New home for Kiwi
Torrential rain did not dampen the enthusiasm of around 200 people who gathered to mark the release of Little Spotted Kiwi into Shakespear Open Sanctuary on Saturday, April 29.
For many, it was their first opportunity to get up close to a Kiwi. Four of the birds were brought out by trained handlers for people to take a look at while the rest remained secured in wooden boxes.
Twenty Little Spotted Kiwis, which are the size of small hens with mottled grey feathers, were captured on Kapiti and Tiritiri Matangi Islands for release in the sanctuary. The only other mainland sanctuary to have this species is Zealandia, in Wellington. Getting them to the sanctuary has taken more than five years of work behind the scenes and cost almost $40,000. It is seen as the best chance of growing the population of this, our second most rare Kiwi.
The birds were welcomed with powhiri and speeches from Mayor Phil Goff , Captain Richard Walker of the NZ Defence Force and SOSSI chair Peter Jackson.
Councillors, local board members and representatives of organisations such as Hibiscus Coast Forest & Bird, as well as many SOSSI volunteers were present.
The birds had transmitters fitted and then Open sanctuary senior ranger Matt Maitland, accompanied by the Mayor and a small group of media, took the birds onto the Defence Force land for release.
As the first Little Spotted Kiwi to be introduced at Shakespear Open Sanctuary begin to explore their new environment this week, they are being closely monitored.
If they settle in well, and breed, it will be significant not only for the sanctuary but for the entire species.
Twenty birds from Kapiti and Tiritiri Matangi Islands were released into the sanctuary at the end of Whangaparaoa Peninsula on April 29 and 30. Conservationists hope that the release into a 500ha safe site could be a major boost for the population of this, our smallest and second most rare Kiwi.
The main breeding season runs across winter and spring, making it possible that the next generation of Kiwi could be born at Shakespear early next year.
More than 200 invited guests were at Te Haruhi Bay on April 29 to welcome the birds. After a powhiri and speeches, there was a chance to take a close up look, and photos, of the Kiwi, which were then taken into the sanctuary for release.
The project was only possible because of a large amount of work behind the scenes, including fundraising.
Shakespear Open Sanctuary (SOSSI) volunteers and rangers identified and blocked potential pathways where the birds could escape the pest proof fence. Volunteers also made transfer boxes and temporary nest burrows. Twelve people have been trained to monitor the birds via radio transmitters. This monitoring will be carried out almost daily to start with.
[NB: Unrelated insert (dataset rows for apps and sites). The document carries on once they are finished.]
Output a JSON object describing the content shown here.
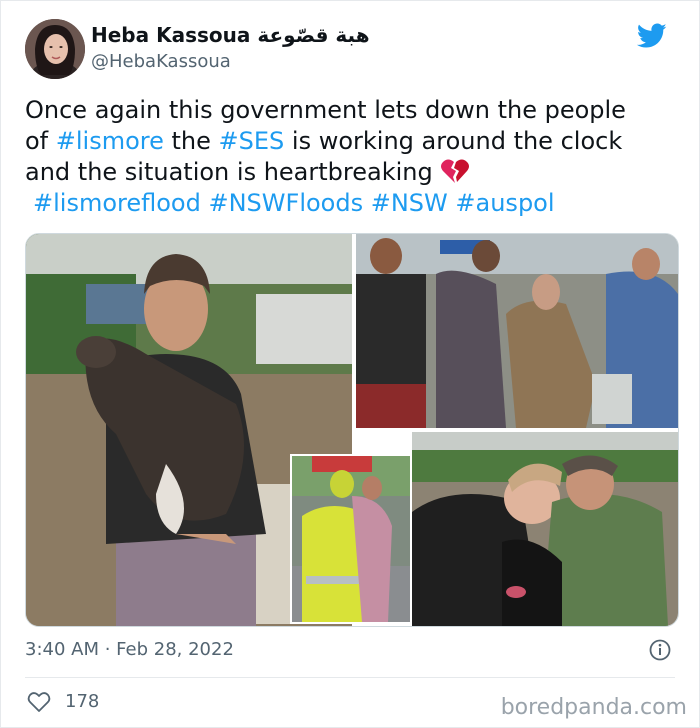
{
  "author": {
    "display_name": "Heba Kassoua هبة قصّوعة",
    "handle": "@HebaKassoua"
  },
  "tweet": {
    "line1_text": "Once again this government lets down the people",
    "line2_prefix": "of ",
    "tag_lismore": "#lismore",
    "line2_mid": " the ",
    "tag_ses": "#SES",
    "line2_suffix": " is working around the clock",
    "line3_text": "and the situation is heartbreaking ",
    "tags_line": [
      "#lismoreflood",
      "#NSWFloods",
      "#NSW",
      "#auspol"
    ]
  },
  "meta": {
    "timestamp": "3:40 AM · Feb 28, 2022"
  },
  "engagement": {
    "like_count": "178"
  },
  "watermark": "boredpanda.com",
  "colors": {
    "link": "#1d9bf0",
    "twitter_blue": "#1d9bf0",
    "secondary_text": "#536471",
    "heart_broken": "#e0245e"
  },
  "icons": [
    "twitter-bird-icon",
    "broken-heart-icon",
    "info-icon",
    "like-heart-icon"
  ]
}
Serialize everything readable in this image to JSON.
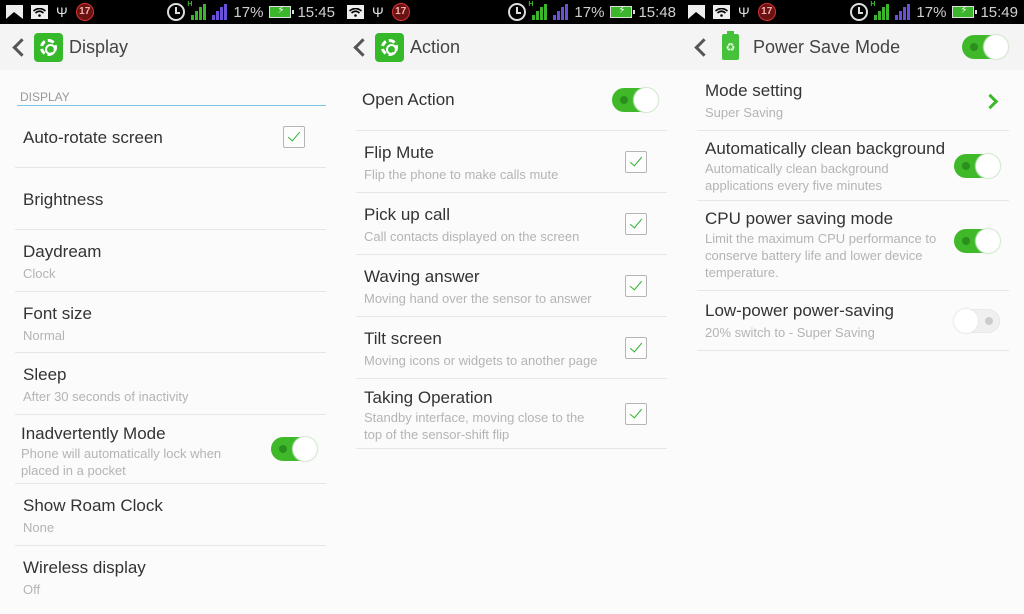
{
  "status_bar": {
    "notification_count": "17",
    "battery_percent": "17%",
    "network_type": "H",
    "times": [
      "15:45",
      "15:48",
      "15:49"
    ]
  },
  "colors": {
    "accent_green": "#3fb92a",
    "section_line": "#7ec3e8",
    "signal_secondary": "#6a4fd8"
  },
  "display": {
    "title": "Display",
    "section": "DISPLAY",
    "items": [
      {
        "title": "Auto-rotate screen",
        "subtitle": "",
        "control": "checkbox",
        "checked": true
      },
      {
        "title": "Brightness",
        "subtitle": "",
        "control": "none"
      },
      {
        "title": "Daydream",
        "subtitle": "Clock",
        "control": "none"
      },
      {
        "title": "Font size",
        "subtitle": "Normal",
        "control": "none"
      },
      {
        "title": "Sleep",
        "subtitle": "After 30 seconds of inactivity",
        "control": "none"
      },
      {
        "title": "Inadvertently Mode",
        "subtitle": "Phone will automatically lock when placed in a pocket",
        "control": "toggle",
        "on": true
      },
      {
        "title": "Show Roam Clock",
        "subtitle": "None",
        "control": "none"
      },
      {
        "title": "Wireless display",
        "subtitle": "Off",
        "control": "none"
      }
    ]
  },
  "action": {
    "title": "Action",
    "master": {
      "label": "Open Action",
      "on": true
    },
    "items": [
      {
        "title": "Flip Mute",
        "subtitle": "Flip the phone to make calls mute",
        "checked": true
      },
      {
        "title": "Pick up call",
        "subtitle": "Call contacts displayed on the screen",
        "checked": true
      },
      {
        "title": "Waving answer",
        "subtitle": "Moving hand over the sensor to answer",
        "checked": true
      },
      {
        "title": "Tilt screen",
        "subtitle": "Moving icons or widgets to another page",
        "checked": true
      },
      {
        "title": "Taking Operation",
        "subtitle": "Standby interface, moving close to the top of the sensor-shift flip",
        "checked": true
      }
    ]
  },
  "power_save": {
    "title": "Power Save Mode",
    "master_on": true,
    "items": [
      {
        "title": "Mode setting",
        "subtitle": "Super Saving",
        "control": "chevron"
      },
      {
        "title": "Automatically clean background",
        "subtitle": "Automatically clean background applications every five minutes",
        "control": "toggle",
        "on": true
      },
      {
        "title": "CPU power saving mode",
        "subtitle": "Limit the maximum CPU performance to conserve battery life and lower device temperature.",
        "control": "toggle",
        "on": true
      },
      {
        "title": "Low-power power-saving",
        "subtitle": "20% switch to - Super Saving",
        "control": "toggle",
        "on": false
      }
    ]
  }
}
Call count surveys will also be undertaken in due course to work out the population density.
The total bill for introducing a viable population of 40 birds into the sanctuary is expected to be around $68,000.
SOSSI chair Peter Jackson says the recent translocation cost around $38,000. A further 20 Kiwi will be released sometime between 2018-20 at a cost of $30,000. Enough money for the first release has been raised, with grants from Becroft Foundation, Foundation North, Kiwis4Kiwi, Auckland Council and donations from the public.
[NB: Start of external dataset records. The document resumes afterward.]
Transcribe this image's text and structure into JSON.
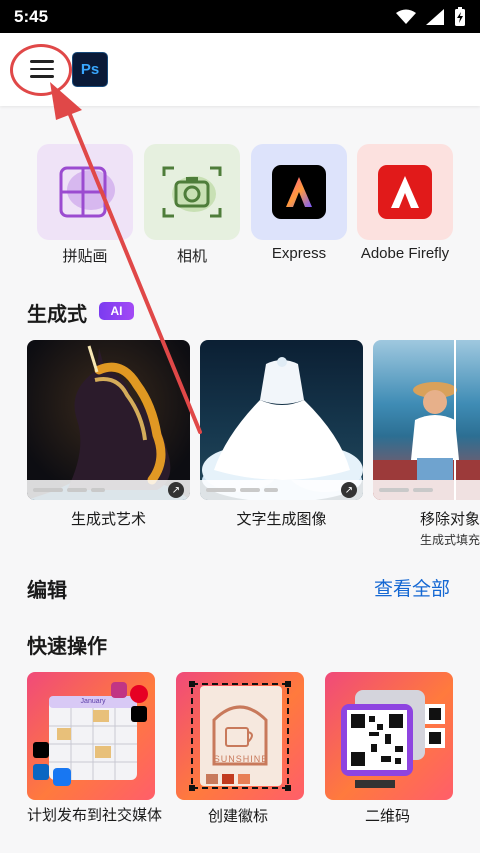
{
  "status": {
    "time": "5:45"
  },
  "appbar": {
    "ps_logo": "Ps"
  },
  "apps": [
    {
      "label": "拼贴画",
      "icon": "collage-icon"
    },
    {
      "label": "相机",
      "icon": "camera-icon"
    },
    {
      "label": "Express",
      "icon": "adobe-express-icon"
    },
    {
      "label": "Adobe Firefly",
      "icon": "adobe-firefly-icon"
    }
  ],
  "generative": {
    "title": "生成式",
    "badge": "AI",
    "cards": [
      {
        "label": "生成式艺术",
        "sublabel": ""
      },
      {
        "label": "文字生成图像",
        "sublabel": ""
      },
      {
        "label": "移除对象",
        "sublabel": "生成式填充"
      }
    ]
  },
  "edit": {
    "title": "编辑",
    "view_all": "查看全部"
  },
  "quick_actions": {
    "title": "快速操作",
    "cards": [
      {
        "label": "计划发布到社交媒体",
        "calendar_header": "January"
      },
      {
        "label": "创建徽标",
        "logo_text": "SUNSHINE"
      },
      {
        "label": "二维码"
      }
    ]
  },
  "colors": {
    "accent_blue": "#1568d3",
    "annotation_red": "#e04848",
    "ai_purple": "#7b3cf0"
  }
}
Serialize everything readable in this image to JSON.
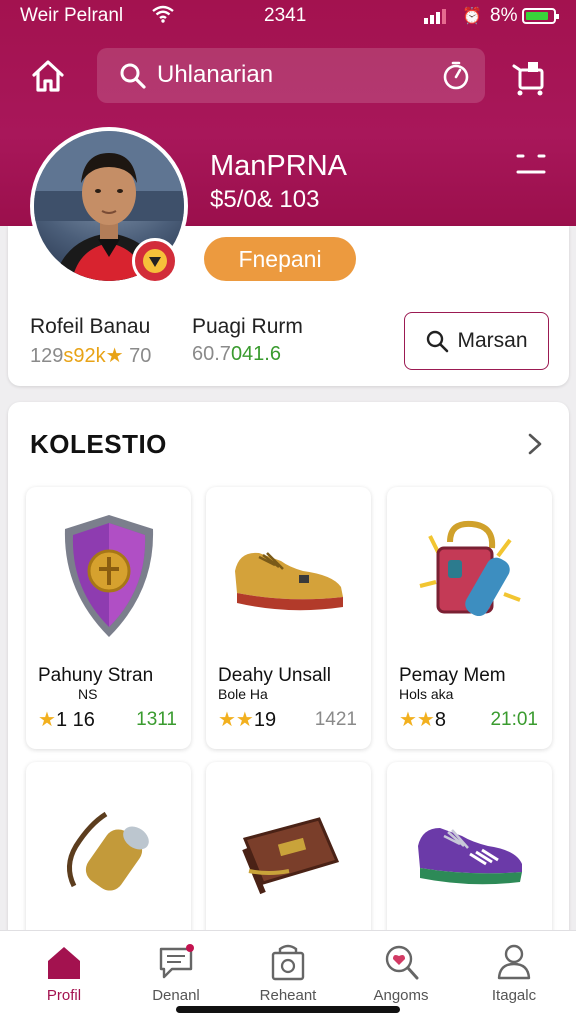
{
  "status_bar": {
    "carrier": "Weir Pelranl",
    "time": "2341",
    "battery_pct": "8%",
    "battery_level": 0.85
  },
  "search": {
    "value": "Uhlanarian"
  },
  "profile": {
    "name": "ManPRNA",
    "balance": "$5/0& 103",
    "pill_label": "Fnepani"
  },
  "stats": [
    {
      "label": "Rofeil Banau",
      "parts": [
        "129",
        "s92k★",
        " 70"
      ]
    },
    {
      "label": "Puagi Rurm",
      "parts": [
        "60.7",
        "041.6"
      ]
    }
  ],
  "action_button": {
    "label": "Marsan"
  },
  "collection": {
    "title": "KOLESTIO",
    "items": [
      {
        "name": "Pahuny Stran",
        "sub": "NS",
        "rating": "1 16",
        "value": "1311",
        "value_color": "#3a9b2f",
        "icon": "shield-icon"
      },
      {
        "name": "Deahy Unsall",
        "sub": "Bole Ha",
        "rating": "19",
        "value": "1421",
        "value_color": "#8a8a8a",
        "icon": "sneaker-icon"
      },
      {
        "name": "Pemay Mem",
        "sub": "Hols aka",
        "rating": "8",
        "value": "21:01",
        "value_color": "#3a9b2f",
        "icon": "bag-icon"
      },
      {
        "icon": "scroll-icon"
      },
      {
        "icon": "wallet-icon"
      },
      {
        "icon": "running-shoe-icon"
      }
    ]
  },
  "nav": [
    {
      "label": "Profil",
      "icon": "home-icon"
    },
    {
      "label": "Denanl",
      "icon": "chat-icon"
    },
    {
      "label": "Reheant",
      "icon": "store-icon"
    },
    {
      "label": "Angoms",
      "icon": "heart-search-icon"
    },
    {
      "label": "Itagalc",
      "icon": "user-icon"
    }
  ],
  "colors": {
    "brand": "#a3124f",
    "pill": "#ec9a3f",
    "star": "#f2b01e",
    "positive": "#3a9b2f"
  }
}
Open sanctuaries senior ranger Matt Maitland says the support, which has come in many forms, has been appreciated. “People were very keen to see it happen and whether they helped build boxes, made new barriers – including the major task of clearing and repurposing a retaining wall – or donated money, the community stepped up.”
He says the presence of Kiwi within the sanctuary will mean that the No Dog policy will be even more strictly enforced inside the pest proof fence and that people leaving the park at night need to be especially careful in case Kiwi are on the road.
Hibiscus Matters went with rangers to one of the release sites, deep within the sanctuary.
SOSSI’s Kiwi release has enabled some state of the art tracking technology to be trialled. Plant and Food Research is developing an automated tracking system – a network of antennae that scans for frequencies from the birds’ radio transmitters and can provide a lot of accurate information about their whereabouts and movements.
Open Sanctuaries senior ranger Matt Maitland says the system provides a longer time exposure than the snapshot that is obtained from hand-held monitoring devices. Reports come in automatically and can warn of any potential issues. The trial by Plant and Food Research scientists is taking place in collaboration with Auckland Council.